One obstacle to this claim is that companies in this sector would generate huge profits if they were truly grossly underpaying many of their employees. Insight from an industry insider raises the question, ”
How lucrative is the fashion industry?”
A clothing label yields low profits. Lots of folks think you’ll become famous and wealthy overnight. However, the industry standard is extremely low-profit margins on apparel. According to market researchers, profit margins in the 4-13% range are typical.
Salary Levels are a Good Indicator
In economic jargon, salary levels are a good indicator of productivity or marginal revenue productivity. Since LeBron James can boost his employers’ profits by a significant amount, he commands a high salary. As a reader, you and I are less productive than the average worker and make a middle-class living wage.

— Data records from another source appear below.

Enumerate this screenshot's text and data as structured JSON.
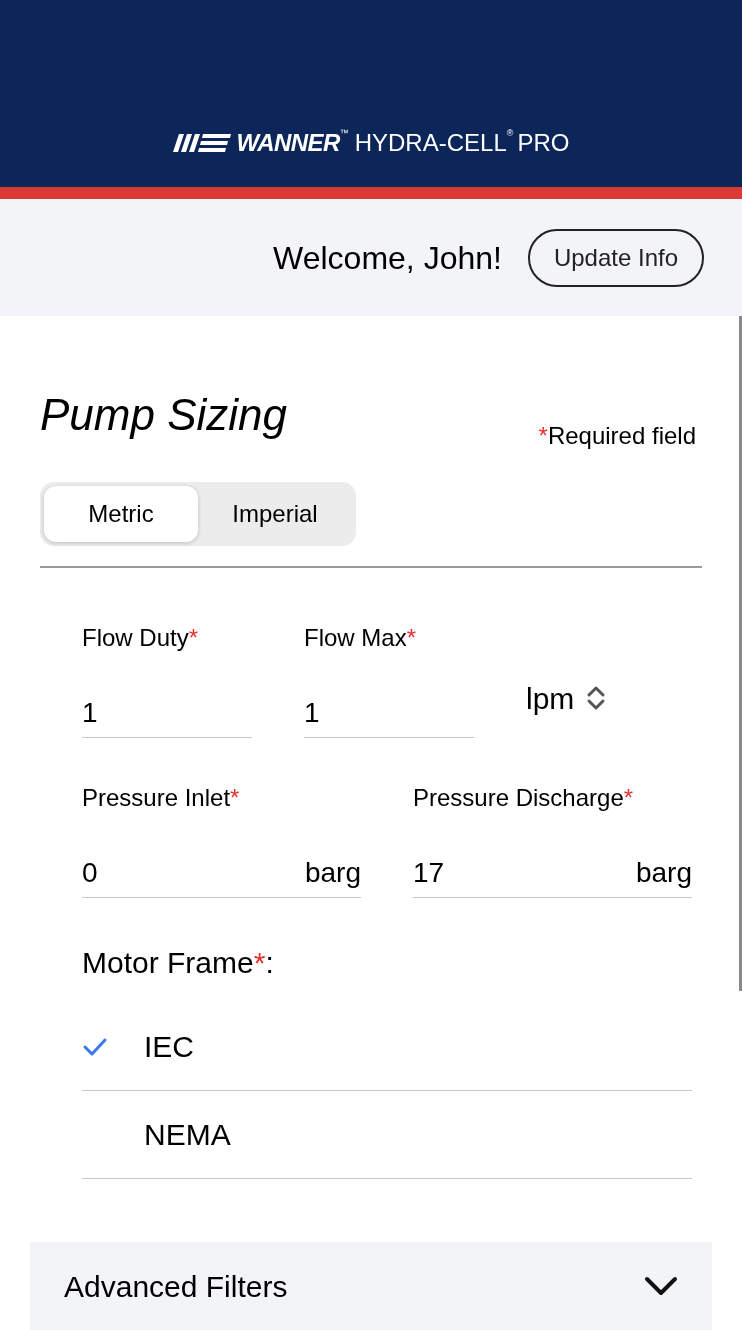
{
  "header": {
    "logo": {
      "brand": "WANNER",
      "brand_mark": "™",
      "product": "HYDRA-CELL",
      "product_mark": "®",
      "suffix": "PRO"
    }
  },
  "welcome": {
    "text": "Welcome, John!",
    "button": "Update Info"
  },
  "title": "Pump Sizing",
  "asterisk": "*",
  "required_note": "Required field",
  "unit_tabs": [
    {
      "label": "Metric",
      "selected": true
    },
    {
      "label": "Imperial",
      "selected": false
    }
  ],
  "flow": {
    "fields": [
      {
        "label": "Flow Duty",
        "required": true,
        "value": "1"
      },
      {
        "label": "Flow Max",
        "required": true,
        "value": "1"
      }
    ],
    "unit": "lpm"
  },
  "pressure": [
    {
      "label": "Pressure Inlet",
      "required": true,
      "value": "0",
      "unit": "barg"
    },
    {
      "label": "Pressure Discharge",
      "required": true,
      "value": "17",
      "unit": "barg"
    }
  ],
  "motor_frame": {
    "label": "Motor Frame",
    "required": true,
    "suffix": ":",
    "options": [
      {
        "label": "IEC",
        "selected": true
      },
      {
        "label": "NEMA",
        "selected": false
      }
    ]
  },
  "advanced_filters": {
    "label": "Advanced Filters",
    "expanded": false
  }
}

People who ask customers if they want fries with that or who push brooms have an even lower potential to increase their employer’s profits. Consider the so-called sweatshop employees. Some say you’re taking advantage of them, but others disagree. For example: even though they’re only getting paid $4 an hour, they’re producing at a rate of $10 an hour. In this case, there are two significant flaws.

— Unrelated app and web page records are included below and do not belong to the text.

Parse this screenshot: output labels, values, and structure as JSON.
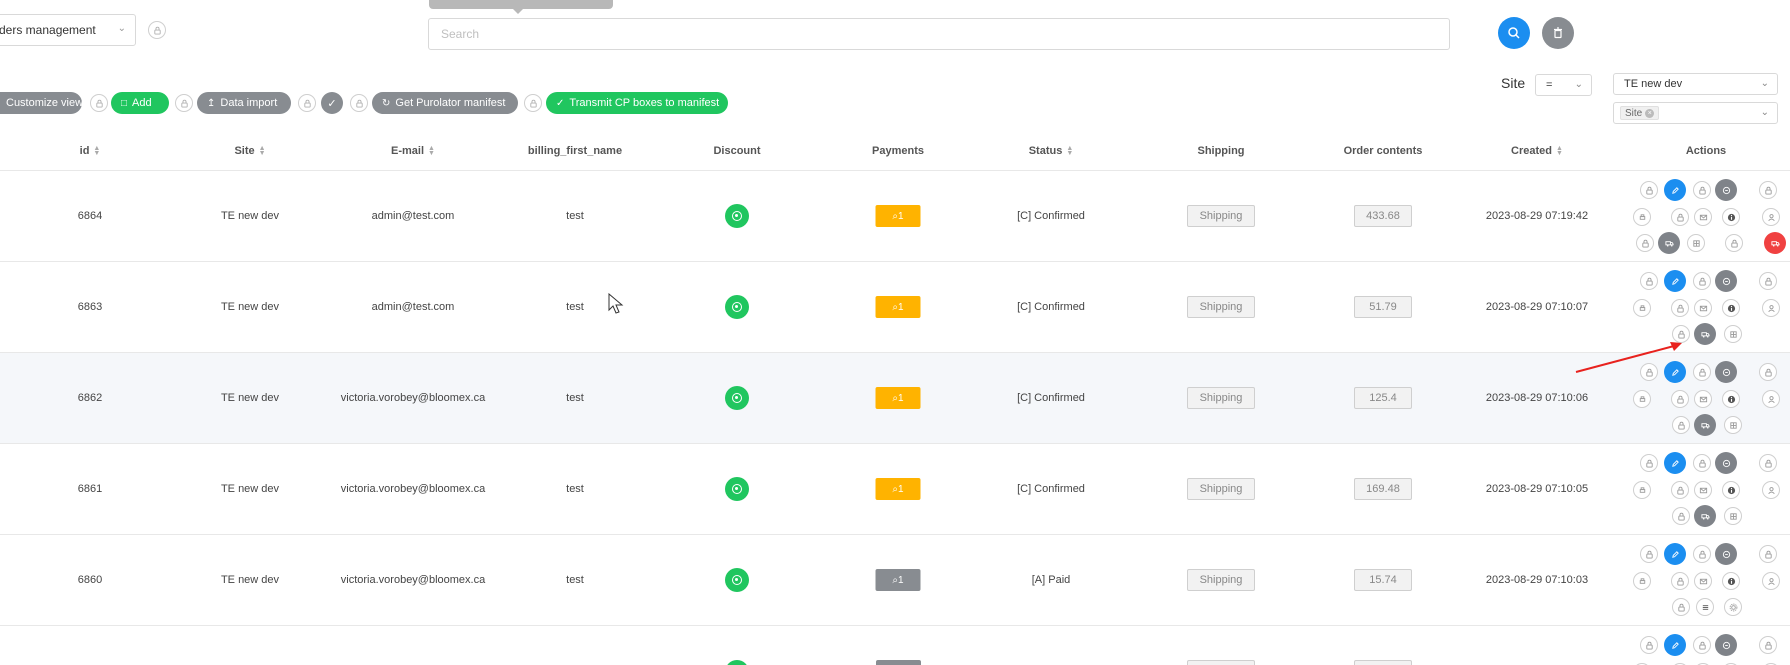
{
  "header": {
    "module_select": "ders management",
    "search_placeholder": "Search"
  },
  "toolbar": {
    "customize_view": "Customize view",
    "add": "Add",
    "data_import": "Data import",
    "get_purolator_manifest": "Get Purolator manifest",
    "transmit_cp_boxes": "Transmit CP boxes to manifest"
  },
  "filters": {
    "site_label": "Site",
    "operator": "=",
    "site_value": "TE new dev",
    "site_tag": "Site"
  },
  "columns": [
    "id",
    "Site",
    "E-mail",
    "billing_first_name",
    "Discount",
    "Payments",
    "Status",
    "Shipping",
    "Order contents",
    "Created",
    "Actions"
  ],
  "rows": [
    {
      "id": "6864",
      "site": "TE new dev",
      "email": "admin@test.com",
      "first_name": "test",
      "payments": "1",
      "payment_color": "orange",
      "status": "[C] Confirmed",
      "shipping": "Shipping",
      "contents": "433.68",
      "created": "2023-08-29 07:19:42",
      "variant": "a"
    },
    {
      "id": "6863",
      "site": "TE new dev",
      "email": "admin@test.com",
      "first_name": "test",
      "payments": "1",
      "payment_color": "orange",
      "status": "[C] Confirmed",
      "shipping": "Shipping",
      "contents": "51.79",
      "created": "2023-08-29 07:10:07",
      "variant": "b"
    },
    {
      "id": "6862",
      "site": "TE new dev",
      "email": "victoria.vorobey@bloomex.ca",
      "first_name": "test",
      "payments": "1",
      "payment_color": "orange",
      "status": "[C] Confirmed",
      "shipping": "Shipping",
      "contents": "125.4",
      "created": "2023-08-29 07:10:06",
      "variant": "b"
    },
    {
      "id": "6861",
      "site": "TE new dev",
      "email": "victoria.vorobey@bloomex.ca",
      "first_name": "test",
      "payments": "1",
      "payment_color": "orange",
      "status": "[C] Confirmed",
      "shipping": "Shipping",
      "contents": "169.48",
      "created": "2023-08-29 07:10:05",
      "variant": "b"
    },
    {
      "id": "6860",
      "site": "TE new dev",
      "email": "victoria.vorobey@bloomex.ca",
      "first_name": "test",
      "payments": "1",
      "payment_color": "gray",
      "status": "[A] Paid",
      "shipping": "Shipping",
      "contents": "15.74",
      "created": "2023-08-29 07:10:03",
      "variant": "c"
    }
  ],
  "colors": {
    "accent_blue": "#1b8ef0",
    "success_green": "#20c65f",
    "warning_orange": "#ffb300",
    "neutral_gray": "#888c91",
    "danger_red": "#f04141"
  }
}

State of Instability or Disequilibrium.
To begin with, businesses that operate in this manner typically enjoy substantial profits, which is different in the clothing manufacturing sector. If this were the case, profits would be $6 per hour, and rival businesses could quickly drive them out of business by raising their wages to match those of their employees.

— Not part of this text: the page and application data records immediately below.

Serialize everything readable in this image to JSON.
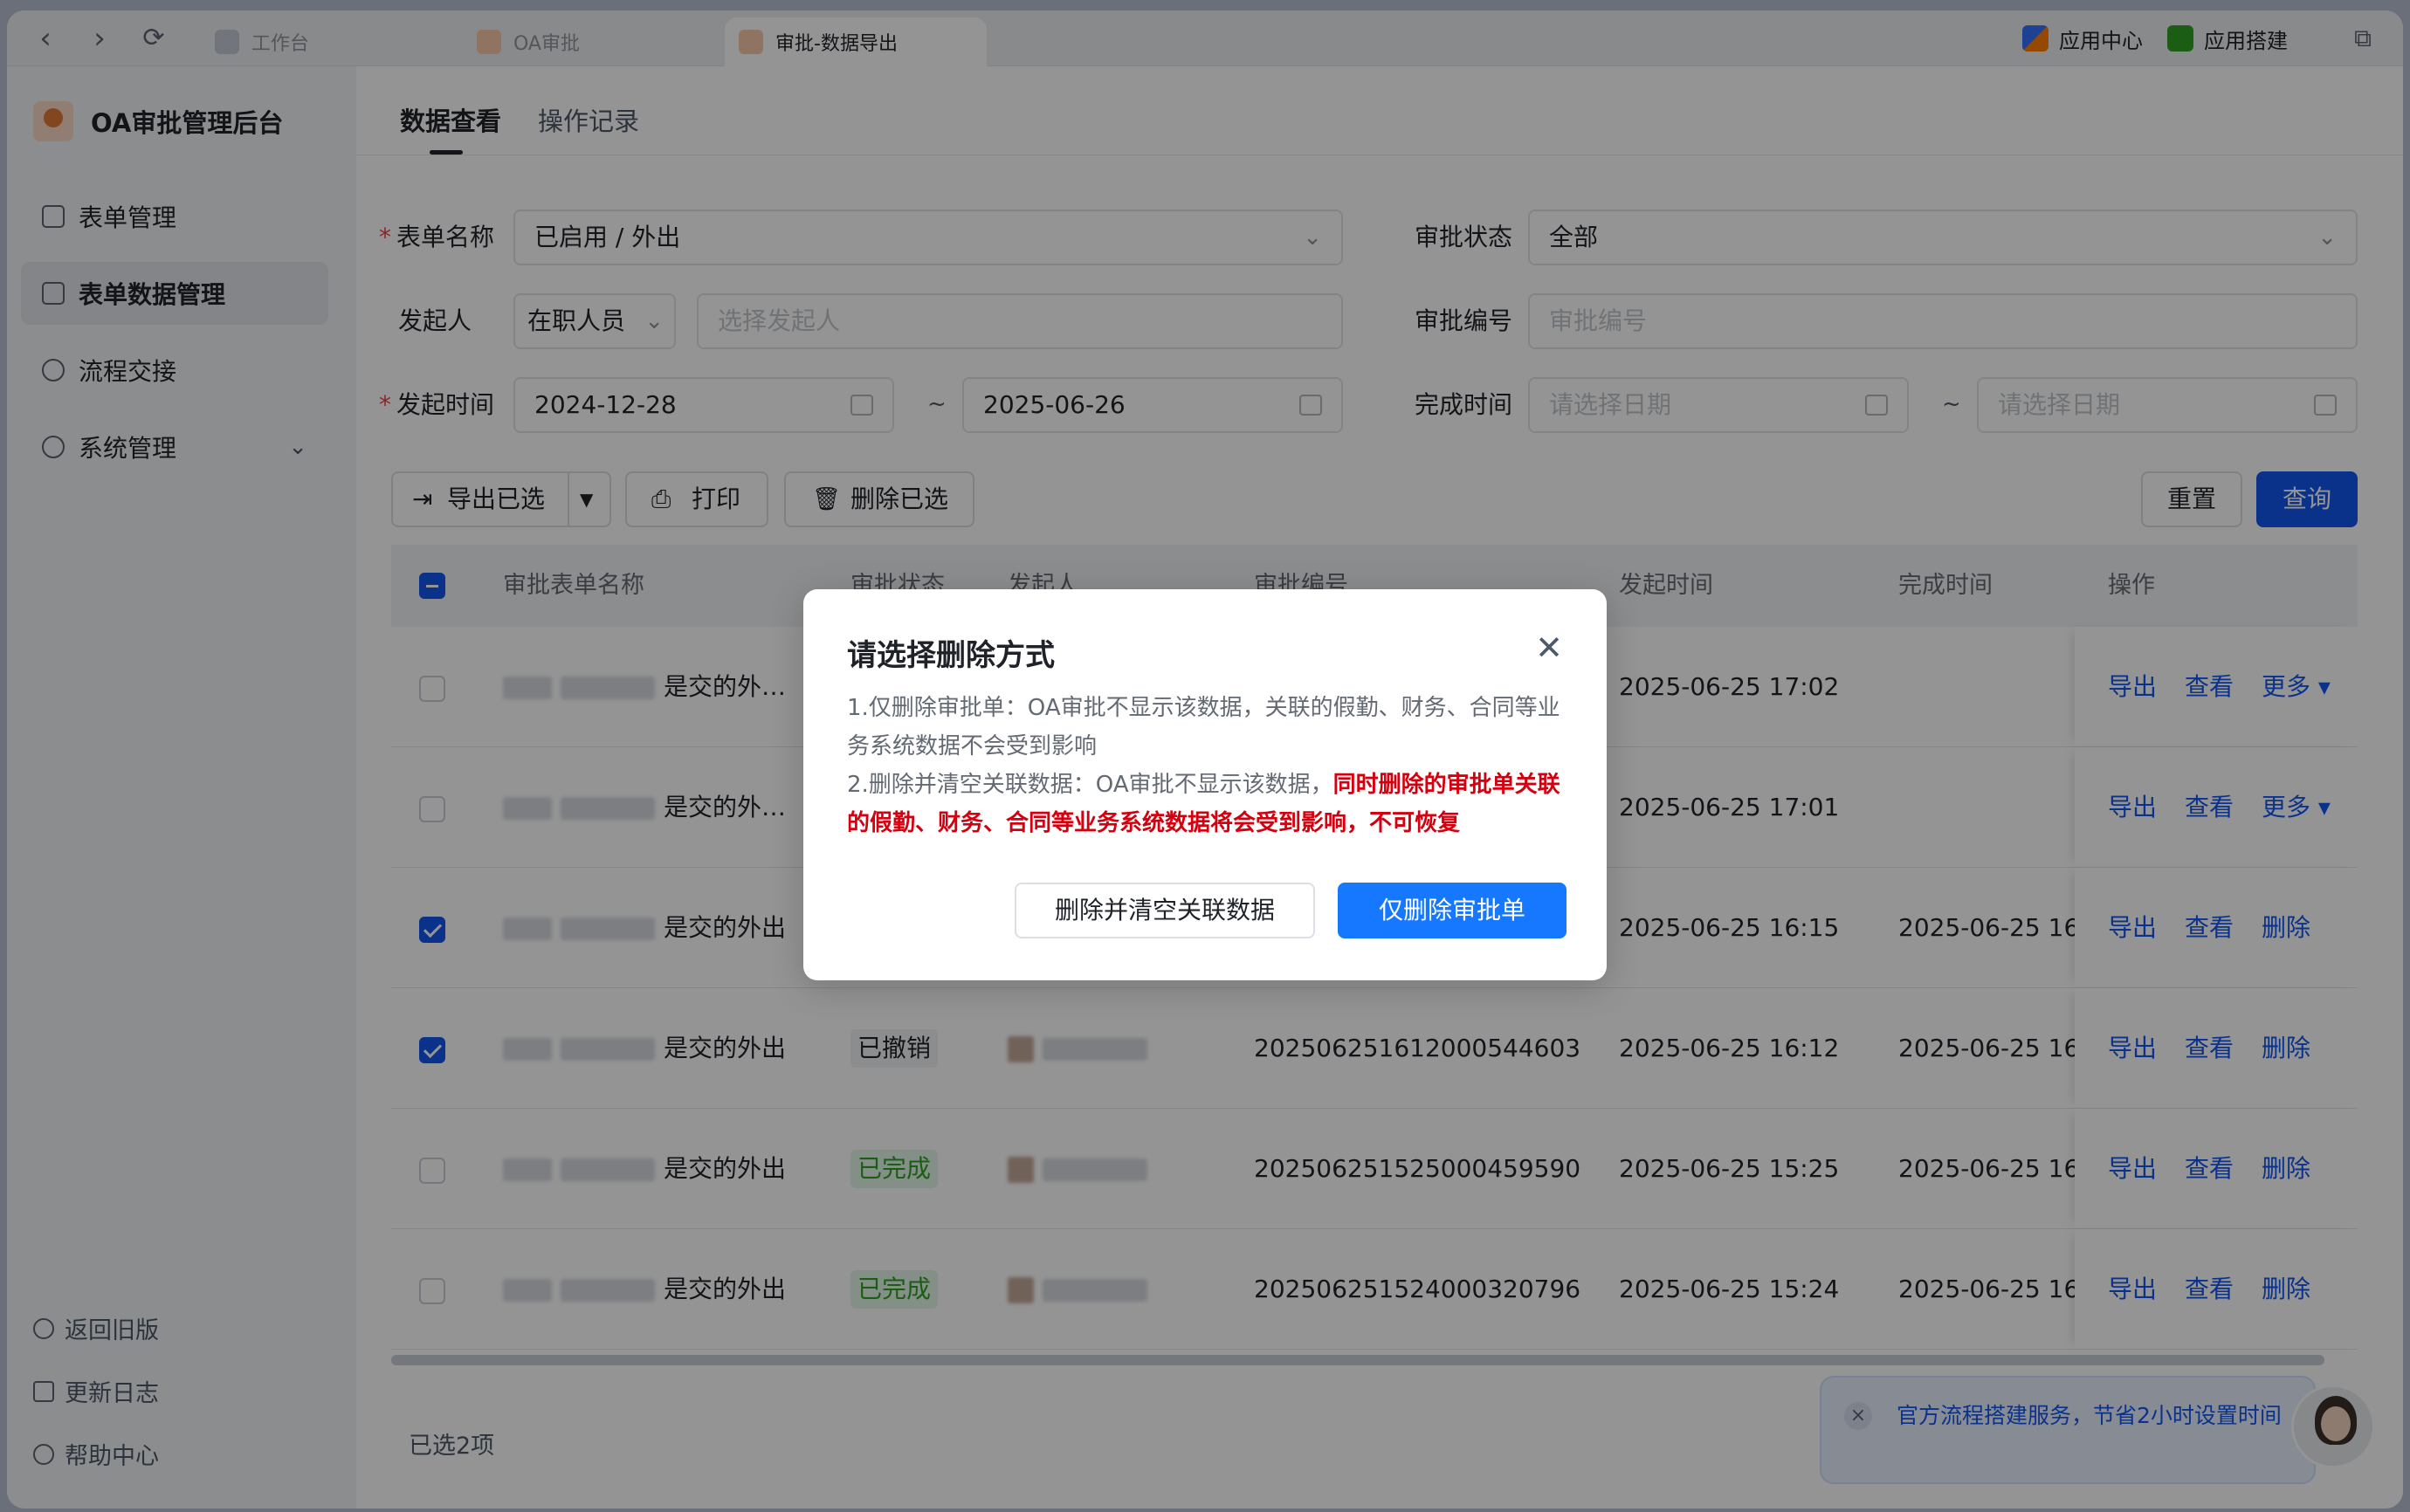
{
  "browser": {
    "tabs": [
      {
        "label": "工作台",
        "active": false
      },
      {
        "label": "OA审批",
        "active": false
      },
      {
        "label": "审批-数据导出",
        "active": true
      }
    ],
    "right_items": [
      "应用中心",
      "应用搭建"
    ]
  },
  "sidebar": {
    "brand": "OA审批管理后台",
    "items": [
      {
        "label": "表单管理",
        "icon": "form-icon"
      },
      {
        "label": "表单数据管理",
        "icon": "form-data-icon",
        "active": true
      },
      {
        "label": "流程交接",
        "icon": "user-transfer-icon"
      },
      {
        "label": "系统管理",
        "icon": "gear-icon",
        "expandable": true
      }
    ],
    "bottom": [
      {
        "label": "返回旧版",
        "icon": "back-icon"
      },
      {
        "label": "更新日志",
        "icon": "log-icon"
      },
      {
        "label": "帮助中心",
        "icon": "help-icon"
      }
    ]
  },
  "main_tabs": [
    {
      "label": "数据查看",
      "active": true
    },
    {
      "label": "操作记录",
      "active": false
    }
  ],
  "filters": {
    "form_name_label": "表单名称",
    "form_name_value": "已启用 / 外出",
    "status_label": "审批状态",
    "status_value": "全部",
    "initiator_label": "发起人",
    "initiator_scope": "在职人员",
    "initiator_placeholder": "选择发起人",
    "code_label": "审批编号",
    "code_placeholder": "审批编号",
    "start_time_label": "发起时间",
    "start_from": "2024-12-28",
    "start_to": "2025-06-26",
    "finish_time_label": "完成时间",
    "finish_placeholder_from": "请选择日期",
    "finish_placeholder_to": "请选择日期",
    "tilde": "~"
  },
  "toolbar": {
    "export_selected": "导出已选",
    "print": "打印",
    "delete_selected": "删除已选",
    "reset": "重置",
    "query": "查询"
  },
  "table": {
    "headers": [
      "审批表单名称",
      "审批状态",
      "发起人",
      "审批编号",
      "发起时间",
      "完成时间",
      "操作"
    ],
    "rows": [
      {
        "checked": false,
        "name": "是交的外…",
        "status": "",
        "status_tone": "",
        "code": "",
        "start": "2025-06-25 17:02",
        "finish": "",
        "ops": [
          "导出",
          "查看",
          "更多 ▾"
        ]
      },
      {
        "checked": false,
        "name": "是交的外…",
        "status": "",
        "status_tone": "",
        "code": "",
        "start": "2025-06-25 17:01",
        "finish": "",
        "ops": [
          "导出",
          "查看",
          "更多 ▾"
        ]
      },
      {
        "checked": true,
        "name": "是交的外出",
        "status": "",
        "status_tone": "",
        "code": "",
        "start": "2025-06-25 16:15",
        "finish": "2025-06-25 16",
        "ops": [
          "导出",
          "查看",
          "删除"
        ]
      },
      {
        "checked": true,
        "name": "是交的外出",
        "status": "已撤销",
        "status_tone": "gray",
        "code": "20250625161200054460​3",
        "start": "2025-06-25 16:12",
        "finish": "2025-06-25 16",
        "ops": [
          "导出",
          "查看",
          "删除"
        ]
      },
      {
        "checked": false,
        "name": "是交的外出",
        "status": "已完成",
        "status_tone": "green",
        "code": "202506251525000459590",
        "start": "2025-06-25 15:25",
        "finish": "2025-06-25 16",
        "ops": [
          "导出",
          "查看",
          "删除"
        ]
      },
      {
        "checked": false,
        "name": "是交的外出",
        "status": "已完成",
        "status_tone": "green",
        "code": "202506251524000320796",
        "start": "2025-06-25 15:24",
        "finish": "2025-06-25 16",
        "ops": [
          "导出",
          "查看",
          "删除"
        ]
      }
    ]
  },
  "selected_count": "已选2项",
  "promo": {
    "text": "官方流程搭建服务，节省2小时设置时间"
  },
  "modal": {
    "title": "请选择删除方式",
    "line1": "1.仅删除审批单：OA审批不显示该数据，关联的假勤、财务、合同等业务系统数据不会受到影响",
    "line2_prefix": "2.删除并清空关联数据：OA审批不显示该数据，",
    "line2_warning": "同时删除的审批单关联的假勤、财务、合同等业务系统数据将会受到影响，不可恢复",
    "btn_clear": "删除并清空关联数据",
    "btn_only": "仅删除审批单"
  },
  "colors": {
    "primary": "#1456f0",
    "modal_primary": "#1677ff",
    "warning": "#d4000f",
    "success": "#2ea121"
  }
}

Thus, we have a state of instability or disequilibrium. Think about an additional charge. The victims of this evil and vicious behavior have been those living in the developing world.
Sarah Bibbey is a global denim sustainability advocate and the co-founder/interim director of Make Fashion Clean. Dumping? Not like they’re just going to drop a bunch of clothes on people. In contrast to popular belief, Japanese auto exports are not a “dumping” of unsolicited goods on the American public. On the contrary, we are ready to purchase! In this current state of affairs, the same phenomenon holds.
When asked to elaborate, Bibbey said, It is worth noting that the landfills in the United States are equipped with advanced infrastructure that allows them to handle and contain hazardous chemicals effectively. This is not the case in some other countries, such as Ghana, where the level of infrastructure for their landfills may not be as developed. It is crucial to recognize the differences in landfill infrastructure across the globe and take appropriate measures to ensure safety and sustainability.
Whose fault is that, exactly?
Who benefits from this situation? Our naiveté, and not the foreign car dealers, would be to blame if we were to make the mistake of buying vehicles that cannot be driven legally in the United States.
I’d Like to Know the Signs and Symptoms of These Diseases.
In the realm of commerce, there exists a multitude of individuals whose primary objective is to constantly come up with innovative tactics for boosting customer transactions.. How exactly do they go about doing this evil thing?
They’re constantly trying new looks. Whether intended or not, their commercials convey that people still wearing styles from last year (or even last month) are doomed to social isolation.
Protectionism Rears its Ugly Head as a Final Issue.
Zimbabwe’s “Finance Minister Patrick Chinamasa” reportedly banned the import of used clothing, saying that t
he trade was to blame for the country’s failing textile industry, as reported by Newsday. Here we have a more satisfactory rationale for the opposition to free trade in this sector: the wish to protect domestic firms from foreign competition.
However, this reluctance to participate in international specialization and division of labor is a significant contributor to the development crisis in these nations.
Does fast Fashion show how far capitalism can go?
The current tantrum doesn’t change that fact.
For more details click here,